■ **MATERIAL PROVIDED**
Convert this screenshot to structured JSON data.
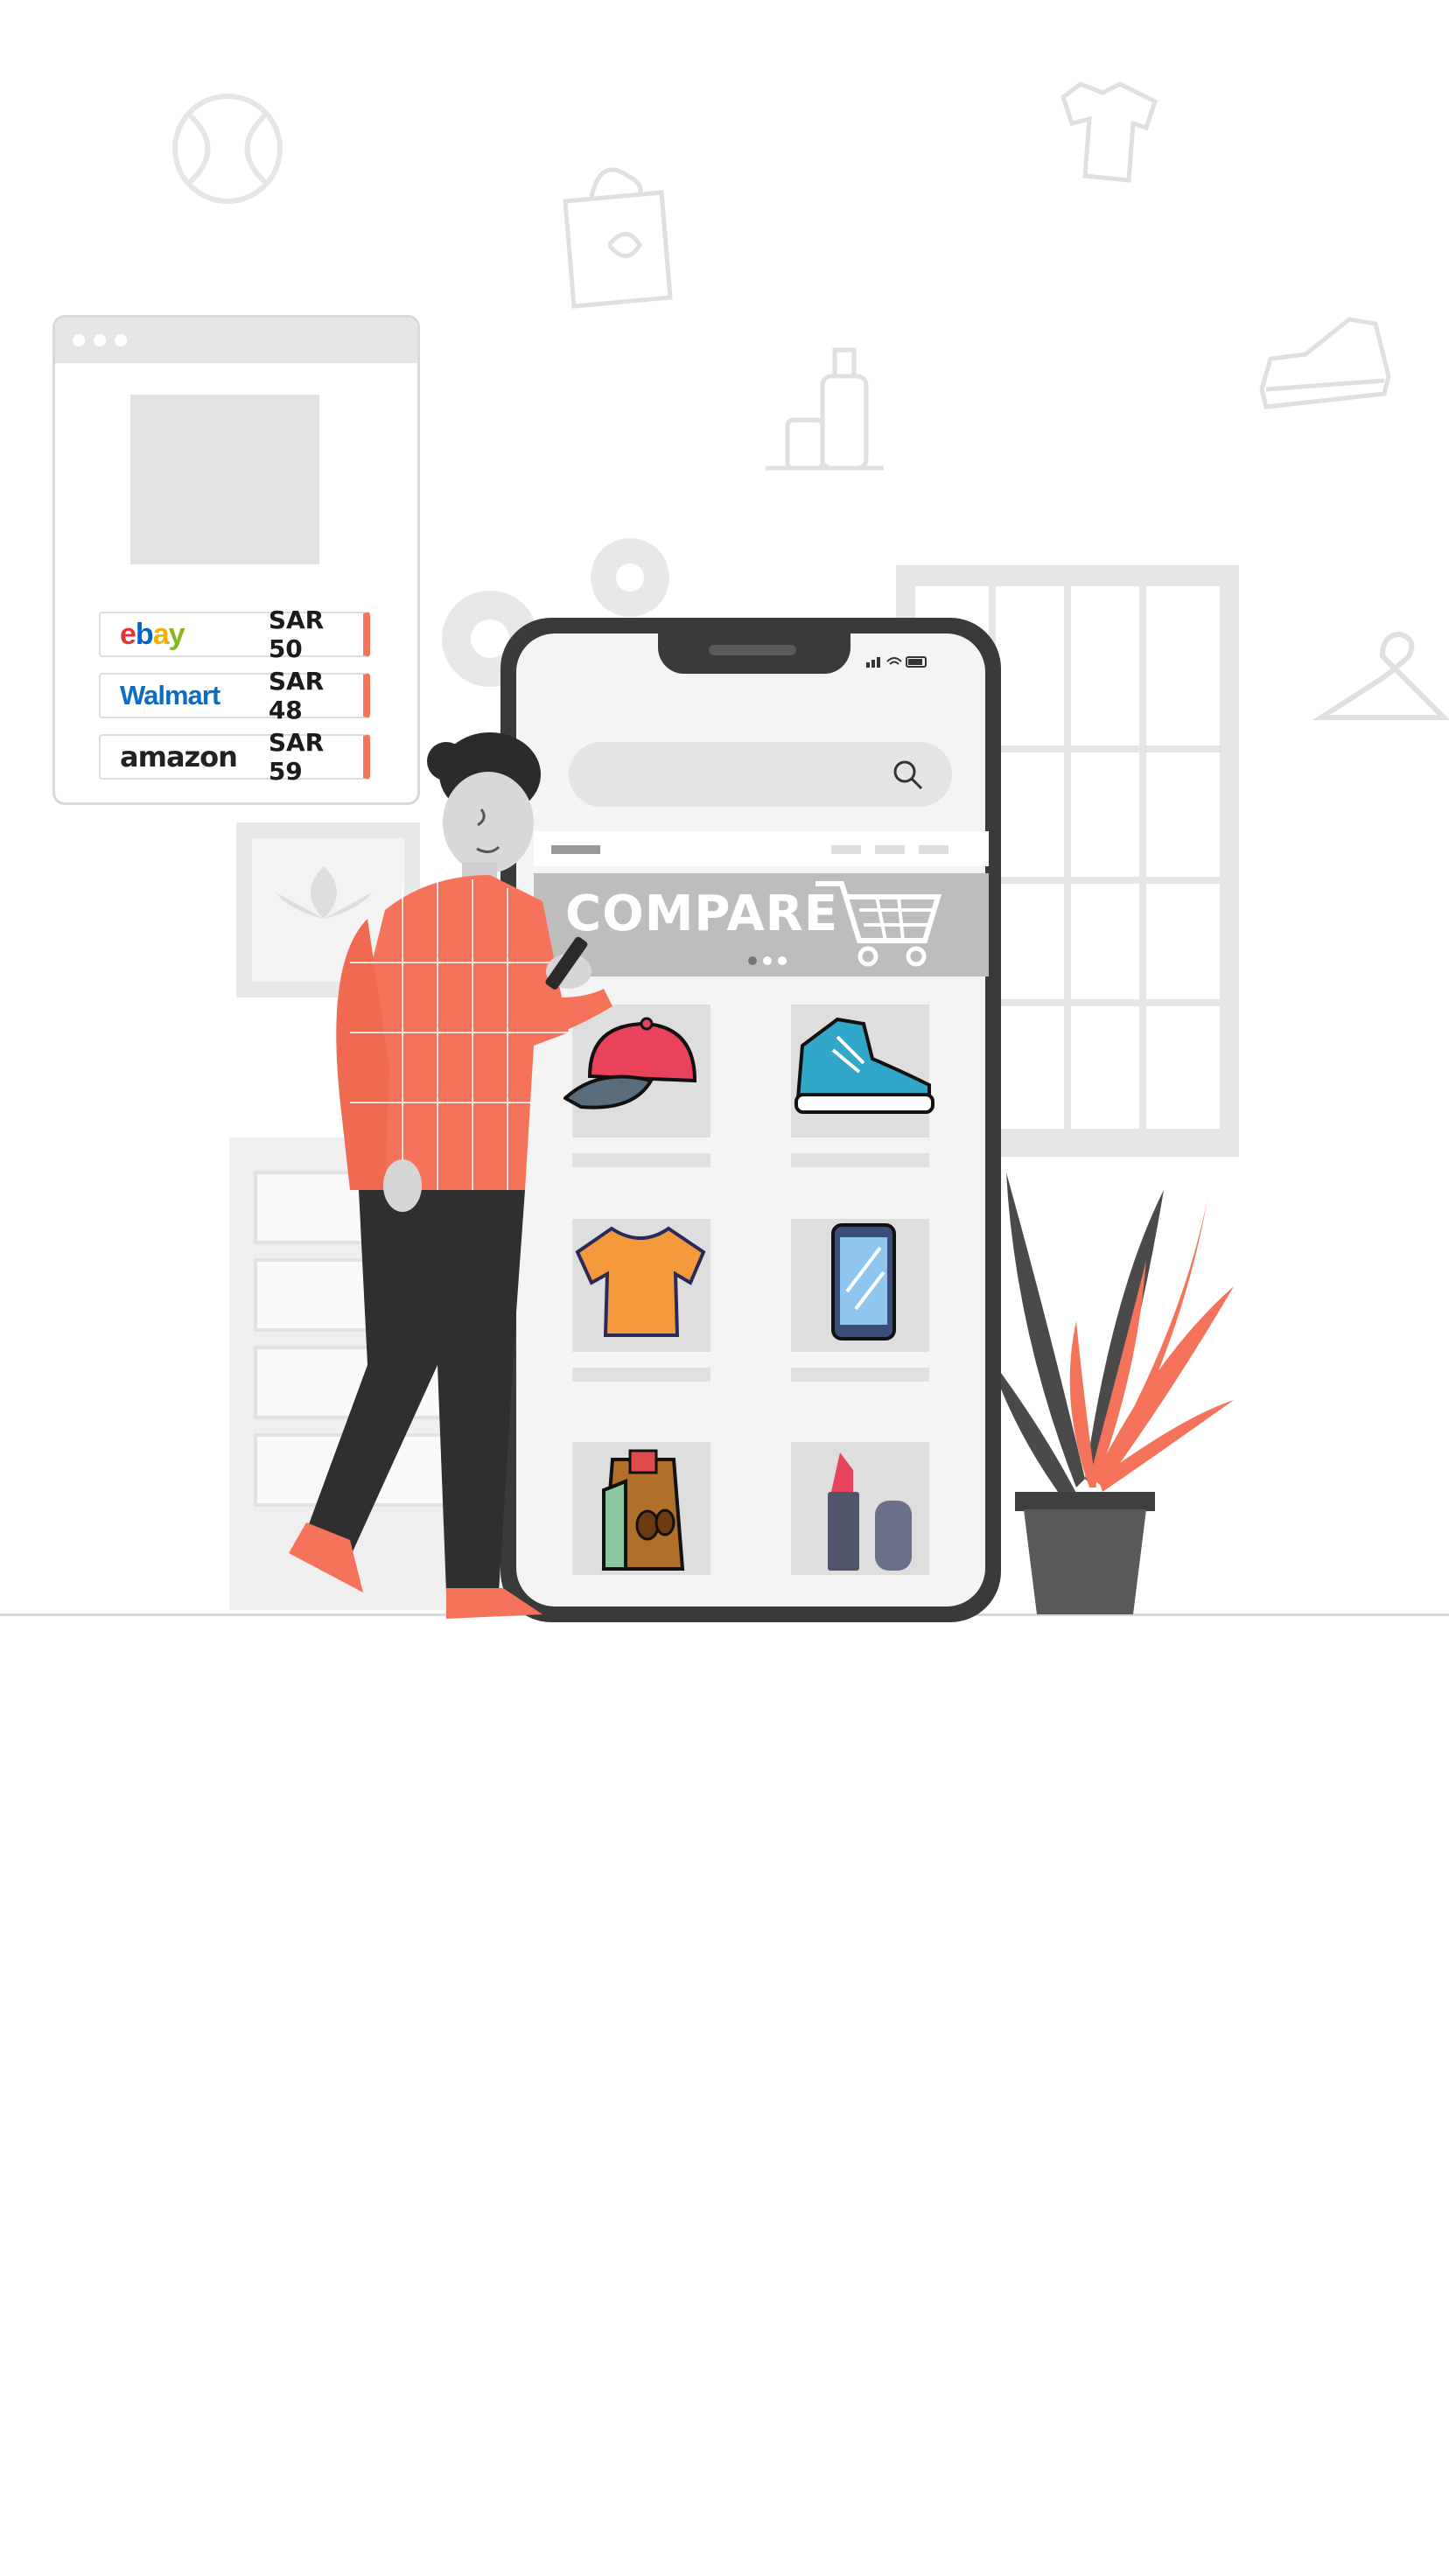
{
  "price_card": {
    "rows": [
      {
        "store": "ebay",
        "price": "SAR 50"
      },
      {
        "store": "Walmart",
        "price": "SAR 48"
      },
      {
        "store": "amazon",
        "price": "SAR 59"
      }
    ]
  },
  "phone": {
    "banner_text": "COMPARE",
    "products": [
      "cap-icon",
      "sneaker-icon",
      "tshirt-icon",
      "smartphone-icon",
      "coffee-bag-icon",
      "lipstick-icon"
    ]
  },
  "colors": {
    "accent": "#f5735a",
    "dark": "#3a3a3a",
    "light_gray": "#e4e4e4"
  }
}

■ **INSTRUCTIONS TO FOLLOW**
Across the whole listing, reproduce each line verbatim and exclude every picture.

■ **OUTPUT**
Convert this screenshot to structured JSON data.
{
  "price_card": {
    "rows": [
      {
        "store": "ebay",
        "price": "SAR 50"
      },
      {
        "store": "Walmart",
        "price": "SAR 48"
      },
      {
        "store": "amazon",
        "price": "SAR 59"
      }
    ]
  },
  "phone": {
    "banner_text": "COMPARE",
    "products": [
      "cap-icon",
      "sneaker-icon",
      "tshirt-icon",
      "smartphone-icon",
      "coffee-bag-icon",
      "lipstick-icon"
    ]
  },
  "colors": {
    "accent": "#f5735a",
    "dark": "#3a3a3a",
    "light_gray": "#e4e4e4"
  }
}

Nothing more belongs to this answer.